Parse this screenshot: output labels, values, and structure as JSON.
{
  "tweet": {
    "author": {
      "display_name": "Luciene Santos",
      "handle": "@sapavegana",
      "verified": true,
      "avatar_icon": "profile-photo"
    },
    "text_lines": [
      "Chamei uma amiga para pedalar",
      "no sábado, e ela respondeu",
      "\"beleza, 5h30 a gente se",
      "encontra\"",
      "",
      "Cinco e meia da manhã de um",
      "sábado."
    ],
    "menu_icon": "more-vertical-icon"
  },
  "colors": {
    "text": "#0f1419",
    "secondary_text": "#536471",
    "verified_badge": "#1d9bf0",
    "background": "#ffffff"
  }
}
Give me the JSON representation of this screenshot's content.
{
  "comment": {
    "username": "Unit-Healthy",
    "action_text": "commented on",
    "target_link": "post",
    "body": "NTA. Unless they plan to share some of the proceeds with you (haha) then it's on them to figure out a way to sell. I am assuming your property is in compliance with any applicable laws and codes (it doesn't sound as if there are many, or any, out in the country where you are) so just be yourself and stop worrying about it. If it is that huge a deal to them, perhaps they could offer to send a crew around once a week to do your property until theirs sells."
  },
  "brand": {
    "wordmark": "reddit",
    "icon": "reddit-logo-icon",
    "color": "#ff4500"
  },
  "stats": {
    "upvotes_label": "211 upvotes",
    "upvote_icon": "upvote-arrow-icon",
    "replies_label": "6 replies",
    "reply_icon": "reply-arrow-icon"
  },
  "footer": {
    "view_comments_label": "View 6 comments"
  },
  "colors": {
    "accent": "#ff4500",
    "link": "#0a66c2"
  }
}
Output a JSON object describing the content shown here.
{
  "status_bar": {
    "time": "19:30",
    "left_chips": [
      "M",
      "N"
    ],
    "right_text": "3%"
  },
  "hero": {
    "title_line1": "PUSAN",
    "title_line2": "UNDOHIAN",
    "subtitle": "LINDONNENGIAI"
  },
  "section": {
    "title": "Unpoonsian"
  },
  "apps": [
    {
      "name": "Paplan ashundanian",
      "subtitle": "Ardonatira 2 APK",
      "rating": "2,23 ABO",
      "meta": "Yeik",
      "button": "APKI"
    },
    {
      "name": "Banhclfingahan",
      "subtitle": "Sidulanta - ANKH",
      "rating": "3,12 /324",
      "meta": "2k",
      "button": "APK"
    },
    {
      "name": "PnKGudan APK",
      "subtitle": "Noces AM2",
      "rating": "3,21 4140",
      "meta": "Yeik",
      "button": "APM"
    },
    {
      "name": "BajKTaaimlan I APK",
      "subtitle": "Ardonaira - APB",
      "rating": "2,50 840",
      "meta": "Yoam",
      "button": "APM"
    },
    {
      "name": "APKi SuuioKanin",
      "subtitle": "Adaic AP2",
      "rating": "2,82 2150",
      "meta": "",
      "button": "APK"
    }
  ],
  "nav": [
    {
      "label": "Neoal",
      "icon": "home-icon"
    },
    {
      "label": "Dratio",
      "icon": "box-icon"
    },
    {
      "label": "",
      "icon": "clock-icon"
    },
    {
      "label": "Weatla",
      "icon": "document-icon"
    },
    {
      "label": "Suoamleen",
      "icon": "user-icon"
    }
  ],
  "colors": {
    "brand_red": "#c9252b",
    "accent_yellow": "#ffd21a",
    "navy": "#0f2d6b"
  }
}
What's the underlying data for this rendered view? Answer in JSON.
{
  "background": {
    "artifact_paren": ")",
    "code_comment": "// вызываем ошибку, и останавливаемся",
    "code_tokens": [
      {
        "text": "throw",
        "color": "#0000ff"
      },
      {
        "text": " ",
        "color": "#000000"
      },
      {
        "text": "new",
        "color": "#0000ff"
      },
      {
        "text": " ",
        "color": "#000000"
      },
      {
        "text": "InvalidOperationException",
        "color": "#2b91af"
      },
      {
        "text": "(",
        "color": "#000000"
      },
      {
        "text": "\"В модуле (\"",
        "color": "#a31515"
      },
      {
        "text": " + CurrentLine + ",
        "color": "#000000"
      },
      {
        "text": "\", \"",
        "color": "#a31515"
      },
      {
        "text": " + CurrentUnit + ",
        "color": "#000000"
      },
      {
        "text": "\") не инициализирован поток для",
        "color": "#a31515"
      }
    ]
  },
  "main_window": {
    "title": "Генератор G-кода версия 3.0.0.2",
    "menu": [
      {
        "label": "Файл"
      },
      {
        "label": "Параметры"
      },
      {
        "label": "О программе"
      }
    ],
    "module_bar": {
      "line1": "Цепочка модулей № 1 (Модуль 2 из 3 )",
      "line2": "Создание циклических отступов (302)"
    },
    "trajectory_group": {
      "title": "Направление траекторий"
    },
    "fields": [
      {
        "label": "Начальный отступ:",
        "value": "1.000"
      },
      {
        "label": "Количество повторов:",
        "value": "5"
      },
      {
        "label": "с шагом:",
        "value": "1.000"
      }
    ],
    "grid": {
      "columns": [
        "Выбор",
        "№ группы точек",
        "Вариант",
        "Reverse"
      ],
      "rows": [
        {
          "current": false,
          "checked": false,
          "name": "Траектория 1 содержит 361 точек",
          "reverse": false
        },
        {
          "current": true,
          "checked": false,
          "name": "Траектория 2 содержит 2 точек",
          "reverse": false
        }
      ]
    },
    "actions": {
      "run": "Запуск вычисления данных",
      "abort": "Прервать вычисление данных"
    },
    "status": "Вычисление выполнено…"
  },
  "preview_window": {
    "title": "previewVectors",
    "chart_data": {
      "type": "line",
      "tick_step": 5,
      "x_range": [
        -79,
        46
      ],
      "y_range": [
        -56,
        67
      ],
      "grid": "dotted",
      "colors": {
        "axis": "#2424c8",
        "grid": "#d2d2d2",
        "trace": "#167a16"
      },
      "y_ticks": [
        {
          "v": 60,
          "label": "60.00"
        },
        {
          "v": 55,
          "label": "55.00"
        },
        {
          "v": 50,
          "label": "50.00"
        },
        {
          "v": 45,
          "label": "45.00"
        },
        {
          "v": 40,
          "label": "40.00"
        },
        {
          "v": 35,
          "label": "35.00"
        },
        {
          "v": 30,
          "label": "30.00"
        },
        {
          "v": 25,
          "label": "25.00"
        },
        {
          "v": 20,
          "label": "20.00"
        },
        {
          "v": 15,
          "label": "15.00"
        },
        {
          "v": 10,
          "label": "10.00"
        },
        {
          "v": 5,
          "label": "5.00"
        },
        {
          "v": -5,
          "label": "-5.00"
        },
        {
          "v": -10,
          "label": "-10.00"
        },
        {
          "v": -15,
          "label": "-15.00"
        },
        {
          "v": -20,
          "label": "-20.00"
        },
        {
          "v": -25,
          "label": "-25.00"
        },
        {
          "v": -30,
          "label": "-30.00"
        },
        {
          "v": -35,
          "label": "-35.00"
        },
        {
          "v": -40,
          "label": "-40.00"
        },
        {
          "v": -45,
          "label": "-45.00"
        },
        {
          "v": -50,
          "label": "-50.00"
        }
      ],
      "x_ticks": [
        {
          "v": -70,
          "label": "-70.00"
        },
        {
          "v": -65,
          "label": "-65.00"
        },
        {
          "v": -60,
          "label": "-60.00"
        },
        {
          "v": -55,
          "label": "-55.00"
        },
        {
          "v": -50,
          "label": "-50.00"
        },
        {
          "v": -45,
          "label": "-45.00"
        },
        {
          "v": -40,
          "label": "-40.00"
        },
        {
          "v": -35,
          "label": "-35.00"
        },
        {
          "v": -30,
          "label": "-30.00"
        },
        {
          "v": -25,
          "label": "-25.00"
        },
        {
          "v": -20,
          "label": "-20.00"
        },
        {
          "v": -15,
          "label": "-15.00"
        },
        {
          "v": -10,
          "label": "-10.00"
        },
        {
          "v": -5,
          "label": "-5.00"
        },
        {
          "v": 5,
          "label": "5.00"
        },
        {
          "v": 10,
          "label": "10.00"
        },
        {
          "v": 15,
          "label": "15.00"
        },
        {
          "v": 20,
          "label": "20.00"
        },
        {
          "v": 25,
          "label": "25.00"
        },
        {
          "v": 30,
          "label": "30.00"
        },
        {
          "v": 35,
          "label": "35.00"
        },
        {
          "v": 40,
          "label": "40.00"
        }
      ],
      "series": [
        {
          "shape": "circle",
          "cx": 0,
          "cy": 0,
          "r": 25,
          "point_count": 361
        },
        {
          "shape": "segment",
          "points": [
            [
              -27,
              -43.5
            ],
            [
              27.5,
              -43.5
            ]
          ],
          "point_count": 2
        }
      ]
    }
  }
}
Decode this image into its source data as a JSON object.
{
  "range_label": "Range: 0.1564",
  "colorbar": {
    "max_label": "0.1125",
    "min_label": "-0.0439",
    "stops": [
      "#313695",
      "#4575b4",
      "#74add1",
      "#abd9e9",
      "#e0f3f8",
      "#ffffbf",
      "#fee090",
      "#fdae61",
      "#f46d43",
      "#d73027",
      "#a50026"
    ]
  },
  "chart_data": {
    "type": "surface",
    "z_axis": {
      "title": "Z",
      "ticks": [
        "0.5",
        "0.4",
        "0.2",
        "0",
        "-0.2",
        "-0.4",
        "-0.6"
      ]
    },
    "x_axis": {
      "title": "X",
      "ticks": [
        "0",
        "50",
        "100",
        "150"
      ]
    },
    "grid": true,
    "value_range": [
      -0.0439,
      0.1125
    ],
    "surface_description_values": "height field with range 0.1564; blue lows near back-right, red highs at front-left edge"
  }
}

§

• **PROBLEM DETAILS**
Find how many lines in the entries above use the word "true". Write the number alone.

• **ANSWER TO THE EXERCISE**
3